Large zone crush injuries are predisposed to high rates of infection due to muscle hypoxia and secondary necrosis. Therefore, the procedure of choice in many of these cases is amputation. When ankle disarticulation is necessary, surgeons have various options. The Syme amputation can result in a leg-length discrepancy and Chopart’s amputation may lead to dropfoot, which can compromise walking. [10]

The Pirogoff ankle disarticulation can be a viable procedure alternative. Our case, therefore, recommends Pirogoff amputation in patients with irreversible destruction of the forefoot and midfoot. It maintains leg length by rotating the calcaneus. Comorbidities and other factors such as age and risk of infection should however be considered before surgery.


1. Agnew S: Lower Extremity Limb Salvage: Decision Making & Technical Challenges. Jacksonville Medicine, 1998. [online]
2. Bosse MJ, MacKenzie, EJ, Kellum, JF, et al.: An analysis of outcomes reconstruction or amputation after leg-threatening injuries. The New England Journal of Medicine: 347: 1924-1931, 2002.
3. Dirschl DR, Dabners LE: The mangled extremity: when should it be amputated? Journal of American Academy of Orthopaedic Surgeons: (Volume 4) 182-190, 1996.
4. Einsiedel T, Dieterich J, Kinzl L et al: Lower limb salvage using Pirogoff ankle arthrodesis: Minimally invasive and effective fixation with the Ilizarov external ring fixator. Orthopäde 37(2): 143-152, February 2008.
5. Krieghoff R: The Pirogoff amputation from the current viewpoint. Beit Orthop Traumatologie: 29(8): 434-438, August 1982.
6. Lange RH: Limb reconstruction vs. Amputation decision making in massive lower extremity trauma. Clinical Orthopaedics: Volume 243: 92-99, 1989.
7. Pollard J. Hamilton S, Rush S et al: Mortality and morbidity after transmetatarsal amputation: retrospective review of 101 cases. The Journal of Foot & Ankle Surgery: 45(2): 91-97, March, 2006.
8. Odland MD, Gisbert VL, Gustilo RB et al: Combined orthopedic and vascular injury in the lower extremities: indications for amputation. Surgery; 108(4): 664-666, 1980.
9. Siev-Ner I, Heim M, Warshawski M et al: A review of the aetiological factors and results of trans-ankle (Syme) disarticulations. Disability & Rehabilitation: 28(4): 239-242, February, 2006.
10. Taniguchi A, Tanaka Y, Kadono K et al: Pirogoff ankle disarticulation as an option for ankle disarticulation. Clinical Orthopaedics and related research: 414: 322-328, 2003.
11. Warren G. Conservative Amputation of the neuropathic Foot-The Pirogoff Procedure. Operative Orthopädie und Traumatologie: 9 (1): 49-58, March, 1997.

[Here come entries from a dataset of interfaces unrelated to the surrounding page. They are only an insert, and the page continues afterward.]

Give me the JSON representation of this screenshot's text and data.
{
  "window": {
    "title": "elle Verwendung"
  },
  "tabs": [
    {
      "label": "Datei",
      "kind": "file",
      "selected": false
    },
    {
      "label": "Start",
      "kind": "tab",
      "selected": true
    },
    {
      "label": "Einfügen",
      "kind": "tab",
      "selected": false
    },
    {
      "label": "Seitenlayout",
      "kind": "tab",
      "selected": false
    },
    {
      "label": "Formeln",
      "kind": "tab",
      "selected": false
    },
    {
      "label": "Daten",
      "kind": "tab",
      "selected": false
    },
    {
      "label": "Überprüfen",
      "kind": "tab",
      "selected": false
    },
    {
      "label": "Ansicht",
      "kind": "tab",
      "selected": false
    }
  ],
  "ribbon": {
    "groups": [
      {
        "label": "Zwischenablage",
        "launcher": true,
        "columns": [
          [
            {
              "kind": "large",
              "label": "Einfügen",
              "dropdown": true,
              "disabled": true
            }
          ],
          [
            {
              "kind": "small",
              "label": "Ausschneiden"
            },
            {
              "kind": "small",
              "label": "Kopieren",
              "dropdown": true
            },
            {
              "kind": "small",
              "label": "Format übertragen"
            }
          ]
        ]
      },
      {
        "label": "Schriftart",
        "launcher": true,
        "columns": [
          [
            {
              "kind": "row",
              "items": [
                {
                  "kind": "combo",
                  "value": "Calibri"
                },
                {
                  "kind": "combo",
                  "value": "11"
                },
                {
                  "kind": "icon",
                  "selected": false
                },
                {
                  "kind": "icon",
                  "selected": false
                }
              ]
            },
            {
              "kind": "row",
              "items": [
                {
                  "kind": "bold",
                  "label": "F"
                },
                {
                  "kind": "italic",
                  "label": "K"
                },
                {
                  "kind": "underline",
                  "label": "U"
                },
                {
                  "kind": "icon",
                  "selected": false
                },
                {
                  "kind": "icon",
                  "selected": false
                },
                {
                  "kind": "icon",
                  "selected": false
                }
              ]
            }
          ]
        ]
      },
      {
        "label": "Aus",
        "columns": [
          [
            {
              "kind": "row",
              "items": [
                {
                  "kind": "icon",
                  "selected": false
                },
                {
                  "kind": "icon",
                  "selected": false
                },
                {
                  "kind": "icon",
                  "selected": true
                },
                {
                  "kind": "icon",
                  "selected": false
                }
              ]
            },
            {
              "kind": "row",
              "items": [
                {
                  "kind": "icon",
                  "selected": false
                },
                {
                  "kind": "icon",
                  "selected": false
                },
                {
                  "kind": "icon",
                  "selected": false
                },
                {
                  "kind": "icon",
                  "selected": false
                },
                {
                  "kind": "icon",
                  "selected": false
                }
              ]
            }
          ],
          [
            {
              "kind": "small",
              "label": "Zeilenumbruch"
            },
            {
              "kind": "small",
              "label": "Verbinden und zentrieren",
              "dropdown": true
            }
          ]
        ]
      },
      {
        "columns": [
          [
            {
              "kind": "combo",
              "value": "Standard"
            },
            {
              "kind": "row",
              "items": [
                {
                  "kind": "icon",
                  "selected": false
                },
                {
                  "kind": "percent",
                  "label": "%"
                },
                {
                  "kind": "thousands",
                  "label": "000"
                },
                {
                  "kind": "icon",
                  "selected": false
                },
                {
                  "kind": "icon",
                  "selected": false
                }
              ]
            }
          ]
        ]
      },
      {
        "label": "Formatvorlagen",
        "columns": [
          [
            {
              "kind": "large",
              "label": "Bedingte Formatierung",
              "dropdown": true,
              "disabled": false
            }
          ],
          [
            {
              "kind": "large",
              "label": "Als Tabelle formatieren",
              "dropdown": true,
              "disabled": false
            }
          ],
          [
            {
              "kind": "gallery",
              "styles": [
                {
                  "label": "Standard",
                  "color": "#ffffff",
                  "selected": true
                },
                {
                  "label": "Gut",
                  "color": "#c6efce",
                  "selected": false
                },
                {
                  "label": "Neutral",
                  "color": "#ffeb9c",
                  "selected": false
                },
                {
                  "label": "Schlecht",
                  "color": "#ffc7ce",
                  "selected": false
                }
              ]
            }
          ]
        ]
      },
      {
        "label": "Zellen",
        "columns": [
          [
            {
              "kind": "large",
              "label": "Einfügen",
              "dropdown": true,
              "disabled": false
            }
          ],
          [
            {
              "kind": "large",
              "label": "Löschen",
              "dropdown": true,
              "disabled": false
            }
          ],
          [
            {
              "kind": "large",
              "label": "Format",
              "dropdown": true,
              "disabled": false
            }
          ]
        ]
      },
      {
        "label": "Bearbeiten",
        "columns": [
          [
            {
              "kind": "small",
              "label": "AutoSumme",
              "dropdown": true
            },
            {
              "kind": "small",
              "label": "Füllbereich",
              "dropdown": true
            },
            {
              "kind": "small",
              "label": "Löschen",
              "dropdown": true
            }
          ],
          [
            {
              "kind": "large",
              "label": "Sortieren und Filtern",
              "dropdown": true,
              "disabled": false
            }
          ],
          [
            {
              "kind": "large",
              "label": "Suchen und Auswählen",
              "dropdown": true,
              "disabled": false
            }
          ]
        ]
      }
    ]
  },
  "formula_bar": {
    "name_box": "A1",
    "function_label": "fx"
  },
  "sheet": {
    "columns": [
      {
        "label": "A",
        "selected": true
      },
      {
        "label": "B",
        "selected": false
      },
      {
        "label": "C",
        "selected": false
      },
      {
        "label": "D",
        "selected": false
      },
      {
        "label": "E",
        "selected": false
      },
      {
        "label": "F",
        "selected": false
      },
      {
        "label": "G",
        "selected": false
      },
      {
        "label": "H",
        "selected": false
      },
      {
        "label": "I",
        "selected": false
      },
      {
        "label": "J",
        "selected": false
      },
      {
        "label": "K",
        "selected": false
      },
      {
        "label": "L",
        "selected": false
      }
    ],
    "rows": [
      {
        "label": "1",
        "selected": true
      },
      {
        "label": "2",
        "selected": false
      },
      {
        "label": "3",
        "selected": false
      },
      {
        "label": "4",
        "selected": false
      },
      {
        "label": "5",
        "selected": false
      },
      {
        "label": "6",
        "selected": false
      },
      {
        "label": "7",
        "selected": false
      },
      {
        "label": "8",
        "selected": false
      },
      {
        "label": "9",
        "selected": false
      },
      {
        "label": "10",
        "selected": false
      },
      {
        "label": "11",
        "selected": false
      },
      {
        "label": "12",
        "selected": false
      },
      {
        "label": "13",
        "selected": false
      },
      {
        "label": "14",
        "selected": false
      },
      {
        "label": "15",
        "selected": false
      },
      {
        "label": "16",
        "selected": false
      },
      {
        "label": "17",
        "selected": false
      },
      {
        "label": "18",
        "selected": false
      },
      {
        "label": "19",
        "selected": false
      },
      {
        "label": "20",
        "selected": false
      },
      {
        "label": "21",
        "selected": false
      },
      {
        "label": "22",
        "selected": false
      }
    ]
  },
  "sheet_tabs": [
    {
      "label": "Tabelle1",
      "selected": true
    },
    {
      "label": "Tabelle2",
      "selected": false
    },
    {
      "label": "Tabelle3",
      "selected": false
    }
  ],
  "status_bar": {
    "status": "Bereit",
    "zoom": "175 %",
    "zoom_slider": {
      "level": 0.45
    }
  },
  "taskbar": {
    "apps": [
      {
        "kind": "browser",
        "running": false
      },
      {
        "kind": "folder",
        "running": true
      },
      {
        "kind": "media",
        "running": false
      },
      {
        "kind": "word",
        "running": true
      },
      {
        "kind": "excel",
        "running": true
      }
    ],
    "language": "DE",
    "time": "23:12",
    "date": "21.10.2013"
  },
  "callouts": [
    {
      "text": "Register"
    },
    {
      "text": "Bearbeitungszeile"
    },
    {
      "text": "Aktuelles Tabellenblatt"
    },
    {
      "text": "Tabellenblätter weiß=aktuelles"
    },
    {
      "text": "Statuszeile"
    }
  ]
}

Address correspondence to: Dr. Stefanie Oestern. Department of Trauma Surgery, University of Schleswig-Holstein, Campus Kiel. Arnold-Heller-Straße 3, 24105 Kiel, Germany Email: Stefanie.Oestern@uksh-kiel.de

1Resident of Trauma Surgery, UK-Schleswig-Holstein, Campus Kiel, Germany.
2Senior Physician of Trauma Surgery, UK-Schleswig-Holstein, Campus Kiel, Germany.
3Chief of Plastic Surgery, UK-Schleswig-Holstein, Lübeck, Germany.
4Chief of Trauma Surgery, UK-Schleswig-Holstein, Campus Kiel, Germany.

© The Foot & Ankle Journal, 2008